“We did not have any representation in the Elite Panel for a while. I now want to keep the Indian flag flying high. I hope to see more umpires from India at the top level,” Menon told BCCI.TV.
“I see this as an opportunity and a big responsibility to take Indian Umpires forward and guide them in every possible way by sharing my experiences.”
He also thanked ICC’s Umpire Coach Denis Burns
“I am very grateful to Mr. Denis Burns for all his guidance and support in my career as an International Umpire.”
The elevation to the Elite Panel makes Menon eligible to officiate in next year’s Ashes in Australia in case ICC revokes the local umpires for home series policy which has been approved owing to the COVID-19 pandemic.
Menon also becomes eligible to stand for all five Test matches that India will play against England at home early next year.
The son of a former international umpire, Menon had a short cricketing career and played two List A games for Madhya Pradesh.
“My father (Narendra Menon) is a former international umpire and in 2006, BCCI conducted an exam for umpires and that was after a gap of almost 10 years,” he recalled.
“So my father told me to take a chance and give the exam saying ‘if you clear, you can always take up umpiring as a profession’, so I took the Test and in 2006, I became an umpire,” Menon revealed about his journey.
He started at a young age and has now completed 13 years in this profession.
“My priority was to play for the country rather than umpiring. But I quit playing at 22 and I became a senior umpire at the age of 23. It wasn’t worth trying to play and umpire so I decided to focus on umpiring alone.”

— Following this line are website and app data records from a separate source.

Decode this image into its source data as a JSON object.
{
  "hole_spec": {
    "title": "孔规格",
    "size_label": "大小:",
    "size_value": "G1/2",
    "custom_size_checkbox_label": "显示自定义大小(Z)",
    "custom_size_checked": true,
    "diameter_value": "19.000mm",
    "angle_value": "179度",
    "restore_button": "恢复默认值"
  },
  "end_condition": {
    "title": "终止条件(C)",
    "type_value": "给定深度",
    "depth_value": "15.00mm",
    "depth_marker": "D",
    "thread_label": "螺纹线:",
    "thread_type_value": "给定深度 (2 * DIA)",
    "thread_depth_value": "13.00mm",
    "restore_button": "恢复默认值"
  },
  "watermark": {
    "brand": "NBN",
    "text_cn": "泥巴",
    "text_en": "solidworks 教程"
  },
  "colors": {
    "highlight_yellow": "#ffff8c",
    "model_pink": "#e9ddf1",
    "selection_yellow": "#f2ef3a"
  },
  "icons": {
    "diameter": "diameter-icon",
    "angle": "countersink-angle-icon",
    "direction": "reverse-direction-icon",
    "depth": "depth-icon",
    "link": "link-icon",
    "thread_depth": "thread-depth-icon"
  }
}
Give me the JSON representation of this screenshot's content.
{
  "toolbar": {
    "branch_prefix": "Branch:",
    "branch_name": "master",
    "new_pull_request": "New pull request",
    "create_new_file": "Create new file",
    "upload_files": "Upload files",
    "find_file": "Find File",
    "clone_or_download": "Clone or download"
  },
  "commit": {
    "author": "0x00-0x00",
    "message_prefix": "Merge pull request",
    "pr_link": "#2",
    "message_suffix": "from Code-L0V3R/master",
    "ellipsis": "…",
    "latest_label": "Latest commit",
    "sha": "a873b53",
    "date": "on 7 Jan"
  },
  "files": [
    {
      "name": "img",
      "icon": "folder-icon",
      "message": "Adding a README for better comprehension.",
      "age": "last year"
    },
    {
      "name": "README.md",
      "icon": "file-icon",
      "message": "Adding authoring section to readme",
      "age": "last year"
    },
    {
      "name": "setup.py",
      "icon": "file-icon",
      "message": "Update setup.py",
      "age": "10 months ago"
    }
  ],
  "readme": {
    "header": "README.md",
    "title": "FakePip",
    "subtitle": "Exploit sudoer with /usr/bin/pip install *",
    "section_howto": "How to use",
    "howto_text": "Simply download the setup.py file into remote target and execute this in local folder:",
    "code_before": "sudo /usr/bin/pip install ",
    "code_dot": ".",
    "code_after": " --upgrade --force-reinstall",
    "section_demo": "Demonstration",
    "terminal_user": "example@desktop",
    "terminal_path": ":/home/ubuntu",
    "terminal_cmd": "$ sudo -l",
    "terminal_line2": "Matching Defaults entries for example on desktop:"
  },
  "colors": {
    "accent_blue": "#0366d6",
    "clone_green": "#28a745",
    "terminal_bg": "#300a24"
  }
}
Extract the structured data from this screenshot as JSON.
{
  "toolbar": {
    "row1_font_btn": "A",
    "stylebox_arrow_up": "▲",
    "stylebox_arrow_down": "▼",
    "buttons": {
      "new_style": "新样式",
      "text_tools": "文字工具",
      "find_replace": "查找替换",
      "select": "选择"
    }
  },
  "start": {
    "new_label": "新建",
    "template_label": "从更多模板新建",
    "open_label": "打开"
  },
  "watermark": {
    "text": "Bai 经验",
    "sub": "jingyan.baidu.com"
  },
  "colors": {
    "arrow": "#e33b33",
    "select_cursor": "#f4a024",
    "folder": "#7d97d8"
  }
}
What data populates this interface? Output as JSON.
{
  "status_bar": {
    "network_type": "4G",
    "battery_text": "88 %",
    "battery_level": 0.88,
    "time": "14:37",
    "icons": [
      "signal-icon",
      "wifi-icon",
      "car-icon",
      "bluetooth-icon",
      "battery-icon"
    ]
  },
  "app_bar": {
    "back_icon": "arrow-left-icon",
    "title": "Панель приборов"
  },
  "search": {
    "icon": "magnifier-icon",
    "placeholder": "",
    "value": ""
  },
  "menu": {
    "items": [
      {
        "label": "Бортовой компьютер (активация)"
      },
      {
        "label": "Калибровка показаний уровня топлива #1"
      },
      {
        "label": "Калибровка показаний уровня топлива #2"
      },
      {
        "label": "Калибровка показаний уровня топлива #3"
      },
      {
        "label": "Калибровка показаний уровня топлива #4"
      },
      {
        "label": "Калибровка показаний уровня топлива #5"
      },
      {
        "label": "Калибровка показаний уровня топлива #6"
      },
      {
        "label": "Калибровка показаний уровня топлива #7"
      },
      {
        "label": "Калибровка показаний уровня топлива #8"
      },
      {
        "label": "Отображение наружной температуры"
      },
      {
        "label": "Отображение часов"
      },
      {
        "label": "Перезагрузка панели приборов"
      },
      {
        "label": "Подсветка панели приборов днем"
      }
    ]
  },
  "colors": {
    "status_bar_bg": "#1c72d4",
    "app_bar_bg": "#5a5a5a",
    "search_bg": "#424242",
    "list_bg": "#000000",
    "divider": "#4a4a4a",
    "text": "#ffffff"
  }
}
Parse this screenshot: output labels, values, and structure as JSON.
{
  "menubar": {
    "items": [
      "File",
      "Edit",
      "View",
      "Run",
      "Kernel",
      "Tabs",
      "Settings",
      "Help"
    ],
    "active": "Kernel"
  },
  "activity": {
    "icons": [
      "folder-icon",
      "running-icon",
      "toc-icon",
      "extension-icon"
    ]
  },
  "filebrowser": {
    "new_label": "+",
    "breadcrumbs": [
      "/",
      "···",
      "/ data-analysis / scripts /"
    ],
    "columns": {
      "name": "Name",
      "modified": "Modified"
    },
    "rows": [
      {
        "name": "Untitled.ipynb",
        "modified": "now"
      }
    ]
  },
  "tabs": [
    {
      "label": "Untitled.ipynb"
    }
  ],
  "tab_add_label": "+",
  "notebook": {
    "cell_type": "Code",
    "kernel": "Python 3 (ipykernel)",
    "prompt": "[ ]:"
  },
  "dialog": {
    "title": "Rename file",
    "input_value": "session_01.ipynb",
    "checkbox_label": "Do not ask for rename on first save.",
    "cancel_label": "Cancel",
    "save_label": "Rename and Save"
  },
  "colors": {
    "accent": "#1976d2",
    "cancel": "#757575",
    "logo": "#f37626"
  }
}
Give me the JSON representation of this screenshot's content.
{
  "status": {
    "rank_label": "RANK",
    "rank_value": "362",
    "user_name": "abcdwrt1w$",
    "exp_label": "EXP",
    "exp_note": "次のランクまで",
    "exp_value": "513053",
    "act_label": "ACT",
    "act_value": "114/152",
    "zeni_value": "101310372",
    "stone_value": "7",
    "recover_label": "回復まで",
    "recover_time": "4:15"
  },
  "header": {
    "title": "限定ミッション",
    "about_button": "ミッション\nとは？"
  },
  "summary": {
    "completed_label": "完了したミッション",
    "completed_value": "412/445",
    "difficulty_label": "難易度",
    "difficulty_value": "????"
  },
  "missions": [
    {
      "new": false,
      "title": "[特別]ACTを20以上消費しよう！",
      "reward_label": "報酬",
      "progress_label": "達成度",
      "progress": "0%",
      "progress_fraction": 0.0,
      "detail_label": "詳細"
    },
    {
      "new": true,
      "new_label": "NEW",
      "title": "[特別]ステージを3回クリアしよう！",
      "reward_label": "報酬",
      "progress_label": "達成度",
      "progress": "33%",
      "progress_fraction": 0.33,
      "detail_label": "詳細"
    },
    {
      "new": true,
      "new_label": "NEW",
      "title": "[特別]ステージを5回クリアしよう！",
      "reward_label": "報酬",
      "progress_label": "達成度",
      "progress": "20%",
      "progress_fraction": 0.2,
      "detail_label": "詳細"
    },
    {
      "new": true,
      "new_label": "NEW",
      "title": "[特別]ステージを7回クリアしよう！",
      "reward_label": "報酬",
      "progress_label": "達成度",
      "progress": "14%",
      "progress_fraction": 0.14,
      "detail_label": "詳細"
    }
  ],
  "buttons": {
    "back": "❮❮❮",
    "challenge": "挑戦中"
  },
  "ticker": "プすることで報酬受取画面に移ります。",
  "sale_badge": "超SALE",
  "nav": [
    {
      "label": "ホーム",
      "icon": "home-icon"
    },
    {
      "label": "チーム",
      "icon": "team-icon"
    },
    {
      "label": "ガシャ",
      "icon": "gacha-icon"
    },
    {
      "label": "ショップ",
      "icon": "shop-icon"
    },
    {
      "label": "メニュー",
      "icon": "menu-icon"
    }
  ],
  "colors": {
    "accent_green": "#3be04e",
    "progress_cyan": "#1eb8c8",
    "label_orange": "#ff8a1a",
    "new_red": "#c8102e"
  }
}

Menon is confident that the rapport he has built with senior umpires over the years, having officiated in two ICC tournaments (2018 and 2020 Women’s T20 World Cup), will keep him in good stead.
“I’m feeling very confident by the fact that age is on my side, but the performance is what ultimately matters. Whether I do well or not, age has little to do with performance.”
“I’ve stood with most of the guys from the Elite Panel in the IPL or international games, so I’ll always have a rapport with them and I’m feeling comfortable to go.”
India’s strong domestic structure and years of umpiring in Ranji Trophy will also come in handy when he stands for the Test matches comprising elite teams.
“The Ranji Trophy is very competitive, and then when we do well we get a chance in the IPL, which in a way feels like an international game,” he said.
The promotion to the panel doesn’t happen overnight and Menon knows that he needs to remain consistent in decision-making.
“It’s not like you perform just one year and you’ll be on the elite panel, so we have to be persistent with our performance and ultimately your hard work will be rewarded because the structure requires us to be consistent.”
With all the excitement, Menon didn’t forget to mention the perks of being an Elite Panel umpire.
“You get the best seat in the house. You get to watch the best bowlers, best batsmen, best performers. You can’t ask for too much more”. (PTI)